Happy Kids Newbury

Where children come first

Our Curriculum


It is our aim that children become confident communicators, social interactors, and explorers during their time at Happy Kids. A child who is unique, creative, independent, a communicator, an explorer, a social interactor and healthy are well equipped for their next educational journey.

These characteristics are embedded within the ‘characteristic of effective learning’ within the Early Years Foundation Stage framework and are encouraged and promoted through play-based learning.


We recognise that the three prime areas of learning; Communication and Language, Personal, Social and Emotional Development and Physical Development within the EYFS are pivotal to supporting Literacy, Mathematics, Understanding of the World and Expressive Arts and Design. Practitioners are aware of this and focus on these areas when engaged in adult-led and child-led learning.

In addition to the continuous provisions in the setting, which evolves based on engagement, interest and how the resources/areas are used, practitioners also aim to facilitate and support learning and development through positive relationships, interactions, and role modelling.

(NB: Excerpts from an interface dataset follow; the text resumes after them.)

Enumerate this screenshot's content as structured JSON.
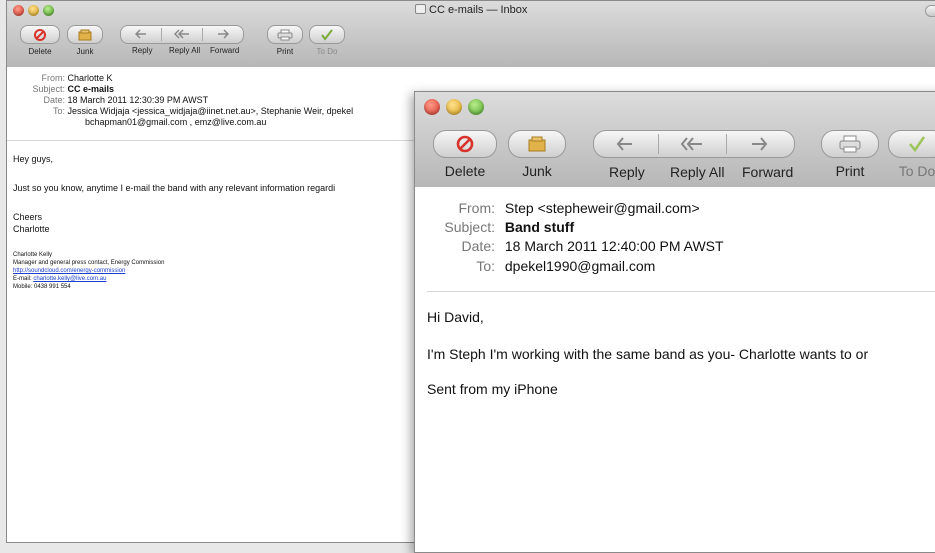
{
  "back_window": {
    "title": "CC e-mails — Inbox",
    "toolbar": {
      "delete": "Delete",
      "junk": "Junk",
      "reply": "Reply",
      "reply_all": "Reply All",
      "forward": "Forward",
      "print": "Print",
      "todo": "To Do"
    },
    "header": {
      "from_label": "From:",
      "from": "Charlotte K",
      "subject_label": "Subject:",
      "subject": "CC e-mails",
      "date_label": "Date:",
      "date": "18 March 2011 12:30:39 PM AWST",
      "to_label": "To:",
      "to_line1": "Jessica Widjaja <jessica_widjaja@iinet.net.au>,  Stephanie Weir,  dpekel",
      "to_line2": "bchapman01@gmail.com ,  emz@live.com.au"
    },
    "body": {
      "greeting": "Hey guys,",
      "line1": "Just so you know, anytime I e-mail the band with any relevant information regardi",
      "cheers": "Cheers",
      "name": "Charlotte",
      "sig_name": "Charlotte Kelly",
      "sig_role": "Manager and general press contact, Energy Commission",
      "sig_link": "http://soundcloud.com/energy-commission",
      "sig_email_label": "E-mail: ",
      "sig_email": "charlotte.kelly@live.com.au",
      "sig_mobile": "Mobile: 0438 991 554"
    }
  },
  "front_window": {
    "toolbar": {
      "delete": "Delete",
      "junk": "Junk",
      "reply": "Reply",
      "reply_all": "Reply All",
      "forward": "Forward",
      "print": "Print",
      "todo": "To Do"
    },
    "header": {
      "from_label": "From:",
      "from": "Step <stepheweir@gmail.com>",
      "subject_label": "Subject:",
      "subject": "Band stuff",
      "date_label": "Date:",
      "date": "18 March 2011 12:40:00 PM AWST",
      "to_label": "To:",
      "to": "dpekel1990@gmail.com"
    },
    "body": {
      "greeting": "Hi David,",
      "line1": "I'm Steph I'm working with the same band as you- Charlotte wants to or",
      "line2": "Sent from my iPhone"
    }
  },
  "colors": {
    "delete_icon": "#d8322a",
    "junk_icon": "#c89a2a",
    "todo_icon": "#7cab3a",
    "link": "#1a3fcc"
  }
}
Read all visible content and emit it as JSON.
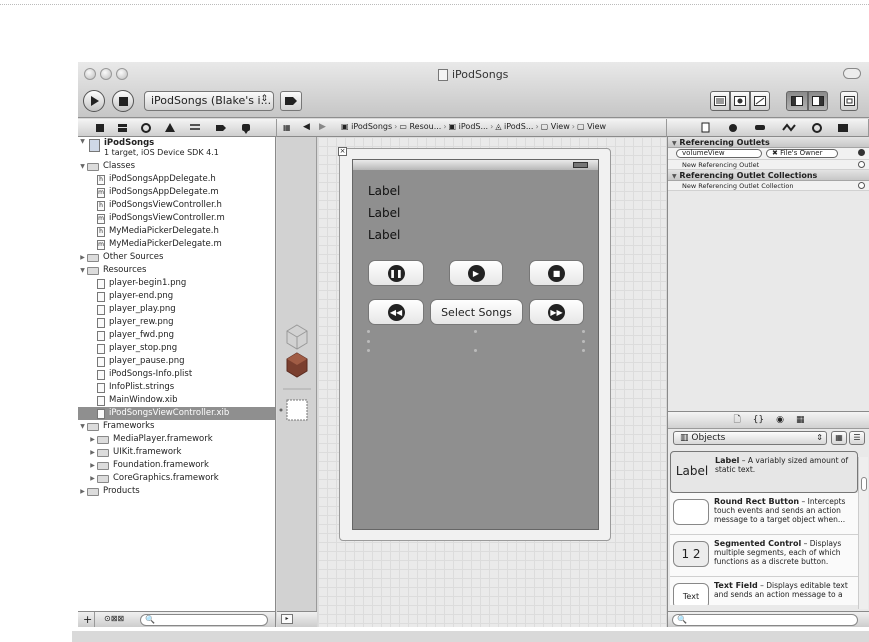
{
  "window": {
    "title": "iPodSongs",
    "scheme": "iPodSongs (Blake's i..."
  },
  "jumpbar": {
    "crumbs": [
      "iPodSongs",
      "Resou...",
      "iPodS...",
      "iPodS...",
      "View",
      "View"
    ]
  },
  "navigator": {
    "project_name": "iPodSongs",
    "project_sub": "1 target, iOS Device SDK 4.1",
    "items": [
      {
        "label": "Classes",
        "type": "group",
        "level": 0,
        "open": true
      },
      {
        "label": "iPodSongsAppDelegate.h",
        "type": "file",
        "level": 1,
        "badge": "h"
      },
      {
        "label": "iPodSongsAppDelegate.m",
        "type": "file",
        "level": 1,
        "badge": "m"
      },
      {
        "label": "iPodSongsViewController.h",
        "type": "file",
        "level": 1,
        "badge": "h"
      },
      {
        "label": "iPodSongsViewController.m",
        "type": "file",
        "level": 1,
        "badge": "m"
      },
      {
        "label": "MyMediaPickerDelegate.h",
        "type": "file",
        "level": 1,
        "badge": "h"
      },
      {
        "label": "MyMediaPickerDelegate.m",
        "type": "file",
        "level": 1,
        "badge": "m"
      },
      {
        "label": "Other Sources",
        "type": "group",
        "level": 0,
        "open": false
      },
      {
        "label": "Resources",
        "type": "group",
        "level": 0,
        "open": true
      },
      {
        "label": "player-begin1.png",
        "type": "file",
        "level": 1,
        "badge": ""
      },
      {
        "label": "player-end.png",
        "type": "file",
        "level": 1,
        "badge": ""
      },
      {
        "label": "player_play.png",
        "type": "file",
        "level": 1,
        "badge": ""
      },
      {
        "label": "player_rew.png",
        "type": "file",
        "level": 1,
        "badge": ""
      },
      {
        "label": "player_fwd.png",
        "type": "file",
        "level": 1,
        "badge": ""
      },
      {
        "label": "player_stop.png",
        "type": "file",
        "level": 1,
        "badge": ""
      },
      {
        "label": "player_pause.png",
        "type": "file",
        "level": 1,
        "badge": ""
      },
      {
        "label": "iPodSongs-Info.plist",
        "type": "file",
        "level": 1,
        "badge": ""
      },
      {
        "label": "InfoPlist.strings",
        "type": "file",
        "level": 1,
        "badge": ""
      },
      {
        "label": "MainWindow.xib",
        "type": "file",
        "level": 1,
        "badge": ""
      },
      {
        "label": "iPodSongsViewController.xib",
        "type": "file",
        "level": 1,
        "badge": "",
        "selected": true
      },
      {
        "label": "Frameworks",
        "type": "group",
        "level": 0,
        "open": true
      },
      {
        "label": "MediaPlayer.framework",
        "type": "group",
        "level": 1,
        "open": false
      },
      {
        "label": "UIKit.framework",
        "type": "group",
        "level": 1,
        "open": false
      },
      {
        "label": "Foundation.framework",
        "type": "group",
        "level": 1,
        "open": false
      },
      {
        "label": "CoreGraphics.framework",
        "type": "group",
        "level": 1,
        "open": false
      },
      {
        "label": "Products",
        "type": "group",
        "level": 0,
        "open": false
      }
    ]
  },
  "canvas": {
    "labels": [
      "Label",
      "Label",
      "Label"
    ],
    "select_songs": "Select Songs"
  },
  "inspector": {
    "section1": "Referencing Outlets",
    "outlet_name": "volumeView",
    "outlet_target": "File's Owner",
    "new_outlet": "New Referencing Outlet",
    "section2": "Referencing Outlet Collections",
    "new_collection": "New Referencing Outlet Collection"
  },
  "library": {
    "selector": "Objects",
    "items": [
      {
        "icon_text": "Label",
        "title": "Label",
        "desc": " – A variably sized amount of static text."
      },
      {
        "icon_text": "",
        "title": "Round Rect Button",
        "desc": " – Intercepts touch events and sends an action message to a target object when..."
      },
      {
        "icon_text": "1 2",
        "title": "Segmented Control",
        "desc": " – Displays multiple segments, each of which functions as a discrete button."
      },
      {
        "icon_text": "Text",
        "title": "Text Field",
        "desc": " – Displays editable text and sends an action message to a"
      }
    ]
  }
}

Communication and Language: Children are supported and encouraged to extend their CL through positive interactions with skilled practitioners, who adapt their communication styles to meet the need/age of the child. This includes using strategies such as Makaton, match plus one, labelling, and repetition. Children are also exposed to music, rhyme, and stories 1:1 and in groups, initiated by both children and practitioners.

Personal, Social and Emotional Development: Practitioner’s support children to be sociable with their peers, to recognise and explore feelings, positive relationships, conflict resolution and to become independent.

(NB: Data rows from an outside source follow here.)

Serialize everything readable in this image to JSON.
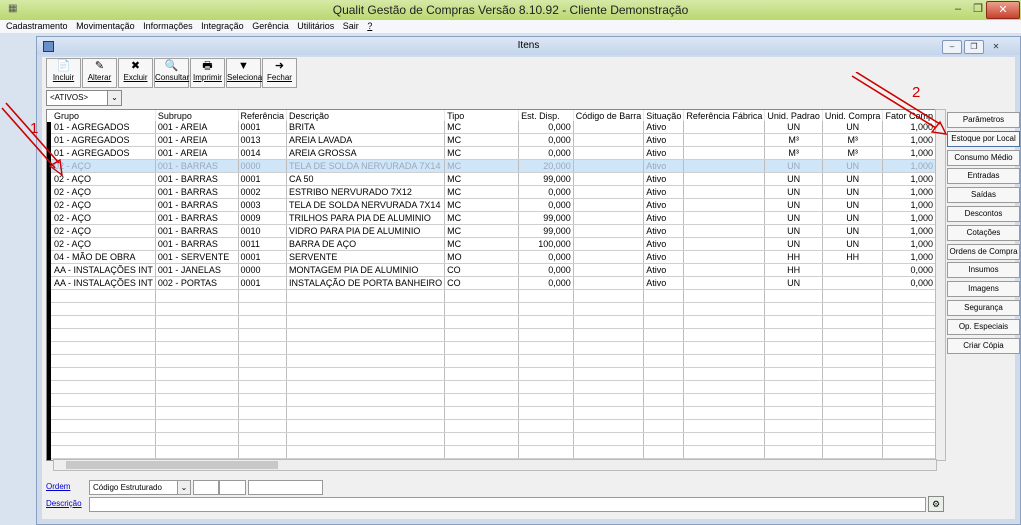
{
  "app_title": "Qualit Gestão de Compras Versão 8.10.92 - Cliente Demonstração",
  "window_buttons": {
    "minimize": "–",
    "restore": "❐",
    "close": "✕"
  },
  "menu": [
    {
      "label": "Cadastramento"
    },
    {
      "label": "Movimentação"
    },
    {
      "label": "Informações"
    },
    {
      "label": "Integração"
    },
    {
      "label": "Gerência"
    },
    {
      "label": "Utilitários"
    },
    {
      "label": "Sair"
    },
    {
      "label": "?"
    }
  ],
  "child_window": {
    "title": "Itens"
  },
  "toolbar": [
    {
      "label": "Incluir",
      "icon": "new-doc-icon",
      "glyph": "📄"
    },
    {
      "label": "Alterar",
      "icon": "edit-icon",
      "glyph": "✎"
    },
    {
      "label": "Excluir",
      "icon": "delete-icon",
      "glyph": "✖"
    },
    {
      "label": "Consultar",
      "icon": "query-icon",
      "glyph": "🔍"
    },
    {
      "label": "Imprimir",
      "icon": "print-icon",
      "glyph": "🖶"
    },
    {
      "label": "Seleciona",
      "icon": "filter-icon",
      "glyph": "▼"
    },
    {
      "label": "Fechar",
      "icon": "exit-icon",
      "glyph": "➜"
    }
  ],
  "filter": {
    "value": "<ATIVOS>"
  },
  "table": {
    "columns": [
      "Grupo",
      "Subrupo",
      "Referência",
      "Descrição",
      "Tipo",
      "Est. Disp.",
      "Código de Barra",
      "Situação",
      "Referência Fábrica",
      "Unid. Padrao",
      "Unid. Compra",
      "Fator Comp"
    ],
    "rows": [
      [
        "01 - AGREGADOS",
        "001 - AREIA",
        "0001",
        "BRITA",
        "MC",
        "0,000",
        "",
        "Ativo",
        "",
        "UN",
        "UN",
        "1,000"
      ],
      [
        "01 - AGREGADOS",
        "001 - AREIA",
        "0013",
        "AREIA LAVADA",
        "MC",
        "0,000",
        "",
        "Ativo",
        "",
        "M³",
        "M³",
        "1,000"
      ],
      [
        "01 - AGREGADOS",
        "001 - AREIA",
        "0014",
        "AREIA GROSSA",
        "MC",
        "0,000",
        "",
        "Ativo",
        "",
        "M³",
        "M³",
        "1,000"
      ],
      [
        "02 - AÇO",
        "001 - BARRAS",
        "0000",
        "TELA DE SOLDA NERVURADA 7X14",
        "MC",
        "20,000",
        "",
        "Ativo",
        "",
        "UN",
        "UN",
        "1,000"
      ],
      [
        "02 - AÇO",
        "001 - BARRAS",
        "0001",
        "CA 50",
        "MC",
        "99,000",
        "",
        "Ativo",
        "",
        "UN",
        "UN",
        "1,000"
      ],
      [
        "02 - AÇO",
        "001 - BARRAS",
        "0002",
        "ESTRIBO NERVURADO 7X12",
        "MC",
        "0,000",
        "",
        "Ativo",
        "",
        "UN",
        "UN",
        "1,000"
      ],
      [
        "02 - AÇO",
        "001 - BARRAS",
        "0003",
        "TELA DE SOLDA NERVURADA 7X14",
        "MC",
        "0,000",
        "",
        "Ativo",
        "",
        "UN",
        "UN",
        "1,000"
      ],
      [
        "02 - AÇO",
        "001 - BARRAS",
        "0009",
        "TRILHOS PARA PIA DE ALUMINIO",
        "MC",
        "99,000",
        "",
        "Ativo",
        "",
        "UN",
        "UN",
        "1,000"
      ],
      [
        "02 - AÇO",
        "001 - BARRAS",
        "0010",
        "VIDRO PARA PIA DE ALUMINIO",
        "MC",
        "99,000",
        "",
        "Ativo",
        "",
        "UN",
        "UN",
        "1,000"
      ],
      [
        "02 - AÇO",
        "001 - BARRAS",
        "0011",
        "BARRA DE AÇO",
        "MC",
        "100,000",
        "",
        "Ativo",
        "",
        "UN",
        "UN",
        "1,000"
      ],
      [
        "04 - MÃO DE OBRA",
        "001 - SERVENTE",
        "0001",
        "SERVENTE",
        "MO",
        "0,000",
        "",
        "Ativo",
        "",
        "HH",
        "HH",
        "1,000"
      ],
      [
        "AA - INSTALAÇÕES INT",
        "001 - JANELAS",
        "0000",
        "MONTAGEM PIA DE ALUMINIO",
        "CO",
        "0,000",
        "",
        "Ativo",
        "",
        "HH",
        "",
        "0,000"
      ],
      [
        "AA - INSTALAÇÕES INT",
        "002 - PORTAS",
        "0001",
        "INSTALAÇÃO DE PORTA BANHEIRO",
        "CO",
        "0,000",
        "",
        "Ativo",
        "",
        "UN",
        "",
        "0,000"
      ]
    ],
    "selected_row": 3
  },
  "side_buttons": [
    "Parâmetros",
    "Estoque por Local",
    "Consumo Médio",
    "Entradas",
    "Saídas",
    "Descontos",
    "Cotações",
    "Ordens de Compra",
    "Insumos",
    "Imagens",
    "Segurança",
    "Op. Especiais",
    "Criar Cópia"
  ],
  "bottom": {
    "ordem_label": "Ordem",
    "ordem_value": "Código Estruturado",
    "descricao_label": "Descrição",
    "descricao_value": ""
  },
  "annotations": {
    "label1": "1",
    "label2": "2",
    "color": "#cc0000"
  }
}
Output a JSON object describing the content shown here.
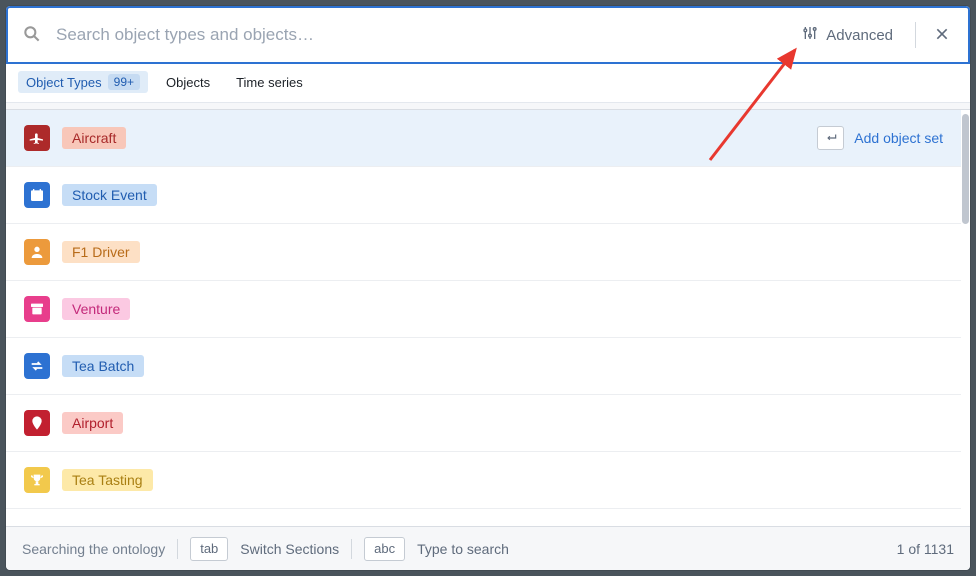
{
  "search": {
    "placeholder": "Search object types and objects…",
    "advanced_label": "Advanced"
  },
  "tabs": {
    "object_types": {
      "label": "Object Types",
      "count": "99+"
    },
    "objects": {
      "label": "Objects"
    },
    "time_series": {
      "label": "Time series"
    }
  },
  "results": {
    "add_object_set_label": "Add object set",
    "items": [
      {
        "label": "Aircraft",
        "icon": "plane",
        "icon_class": "ic-red",
        "chip_class": "chip-red"
      },
      {
        "label": "Stock Event",
        "icon": "calendar",
        "icon_class": "ic-blue",
        "chip_class": "chip-blue"
      },
      {
        "label": "F1 Driver",
        "icon": "person",
        "icon_class": "ic-orange",
        "chip_class": "chip-orange"
      },
      {
        "label": "Venture",
        "icon": "archive",
        "icon_class": "ic-pink",
        "chip_class": "chip-pink"
      },
      {
        "label": "Tea Batch",
        "icon": "arrows",
        "icon_class": "ic-blue",
        "chip_class": "chip-blue"
      },
      {
        "label": "Airport",
        "icon": "map-pin",
        "icon_class": "ic-crimson",
        "chip_class": "chip-crimson"
      },
      {
        "label": "Tea Tasting",
        "icon": "trophy",
        "icon_class": "ic-gold",
        "chip_class": "chip-gold"
      }
    ]
  },
  "footer": {
    "status": "Searching the ontology",
    "tab_key": "tab",
    "tab_hint": "Switch Sections",
    "abc_key": "abc",
    "abc_hint": "Type to search",
    "counter": "1 of 1131"
  }
}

Physical Development: Children are provided with an outdoor environment that allows for children to run, climb, build, explore and take risks in their play. Equally children are supported to develop their fine motor skills through resources and activities provided both inside and out. Practitioners talk to children about being safe, healthy, and looking after ourselves.

The Outdoors

•Outdoor learning is just as important as the indoors environment. Children are provided with opportunities to run, climb, investigate, and explore their surroundings. Children have continuous acess to the outdoor environment.

•Stories and Book Sharing

•It is crucial for children to devleop a life-long love of reading and books. Children are read to and encouraged to story share every day as part of a group. All staff members are aware comprehension is just as vital as exposure to literature and encourage discussions to promote and develop this.

•Rhyming and Makaton

•All children participate in Rhyming and Makaton time whilst in the setting to support their CL and Literacy skills. Makaton is used in the setting for all children experiencing delays with their CL and PSED.

•In the Moment Planning

•In the moment planning and child-initiated play can be a fun and relaxed way for children to learn and progress in an Early Years setting. It is observed that both the children and the practitioners are more enthusiastic, more engaged, more relaxed, and forge better relationships.


•Every Child a Talker began as a national strategy in England, which focuses on  supporting the communication skills of young children. Practitioners identify and support children who are displaying delays with their CL and support families to continue this support at home. 

•Sensory – Messy Play

•Children use all of their senses to explore the environment around them. Sensory and messy play opportunities allow children to explore materials, shapes, colours etc whilst building up on their communication skills. Children have access to mud, sand, water and playdough every day.

•Seasons and Growth

•Children are supported and encouraged to become investigators in their natural environment. We explore the changes in the world around us during the seasons, we explore life cycles and how we change and grow over the school year.

•Open-ended Learning

•Children are provided with resources and an environment that is a balance between familiarity such as the role play area, but also resources and areas that provide and promote creativity, problem solving and collaborative working.